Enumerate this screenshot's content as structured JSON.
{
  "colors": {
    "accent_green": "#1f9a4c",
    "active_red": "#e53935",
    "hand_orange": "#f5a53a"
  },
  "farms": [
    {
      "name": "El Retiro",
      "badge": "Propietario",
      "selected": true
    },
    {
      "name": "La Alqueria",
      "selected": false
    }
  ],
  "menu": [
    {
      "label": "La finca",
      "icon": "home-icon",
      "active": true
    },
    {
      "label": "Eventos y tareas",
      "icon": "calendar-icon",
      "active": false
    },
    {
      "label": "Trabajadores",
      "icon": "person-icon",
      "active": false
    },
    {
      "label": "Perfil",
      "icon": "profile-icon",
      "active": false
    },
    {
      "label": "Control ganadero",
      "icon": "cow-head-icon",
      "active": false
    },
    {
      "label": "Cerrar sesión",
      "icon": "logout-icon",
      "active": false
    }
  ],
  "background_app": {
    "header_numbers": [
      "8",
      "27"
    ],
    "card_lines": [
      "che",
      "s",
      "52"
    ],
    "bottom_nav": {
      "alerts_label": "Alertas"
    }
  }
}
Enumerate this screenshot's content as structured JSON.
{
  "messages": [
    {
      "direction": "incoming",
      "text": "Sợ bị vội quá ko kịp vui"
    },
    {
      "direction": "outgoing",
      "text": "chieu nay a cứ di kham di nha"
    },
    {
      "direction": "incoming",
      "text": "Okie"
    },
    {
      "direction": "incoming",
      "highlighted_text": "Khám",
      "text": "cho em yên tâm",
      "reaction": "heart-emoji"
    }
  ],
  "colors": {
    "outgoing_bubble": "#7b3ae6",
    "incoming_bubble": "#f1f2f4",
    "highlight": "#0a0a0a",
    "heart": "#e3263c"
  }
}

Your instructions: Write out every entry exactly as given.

Task result:
Enumerate this screenshot's content as structured JSON.
{
  "colors": {
    "accent_green": "#1f9a4c",
    "active_red": "#e53935",
    "hand_orange": "#f5a53a"
  },
  "farms": [
    {
      "name": "El Retiro",
      "badge": "Propietario",
      "selected": true
    },
    {
      "name": "La Alqueria",
      "selected": false
    }
  ],
  "menu": [
    {
      "label": "La finca",
      "icon": "home-icon",
      "active": true
    },
    {
      "label": "Eventos y tareas",
      "icon": "calendar-icon",
      "active": false
    },
    {
      "label": "Trabajadores",
      "icon": "person-icon",
      "active": false
    },
    {
      "label": "Perfil",
      "icon": "profile-icon",
      "active": false
    },
    {
      "label": "Control ganadero",
      "icon": "cow-head-icon",
      "active": false
    },
    {
      "label": "Cerrar sesión",
      "icon": "logout-icon",
      "active": false
    }
  ],
  "background_app": {
    "header_numbers": [
      "8",
      "27"
    ],
    "card_lines": [
      "che",
      "s",
      "52"
    ],
    "bottom_nav": {
      "alerts_label": "Alertas"
    }
  }
}
Enumerate this screenshot's content as structured JSON.
{
  "messages": [
    {
      "direction": "incoming",
      "text": "Sợ bị vội quá ko kịp vui"
    },
    {
      "direction": "outgoing",
      "text": "chieu nay a cứ di kham di nha"
    },
    {
      "direction": "incoming",
      "text": "Okie"
    },
    {
      "direction": "incoming",
      "highlighted_text": "Khám",
      "text": "cho em yên tâm",
      "reaction": "heart-emoji"
    }
  ],
  "colors": {
    "outgoing_bubble": "#7b3ae6",
    "incoming_bubble": "#f1f2f4",
    "highlight": "#0a0a0a",
    "heart": "#e3263c"
  }
}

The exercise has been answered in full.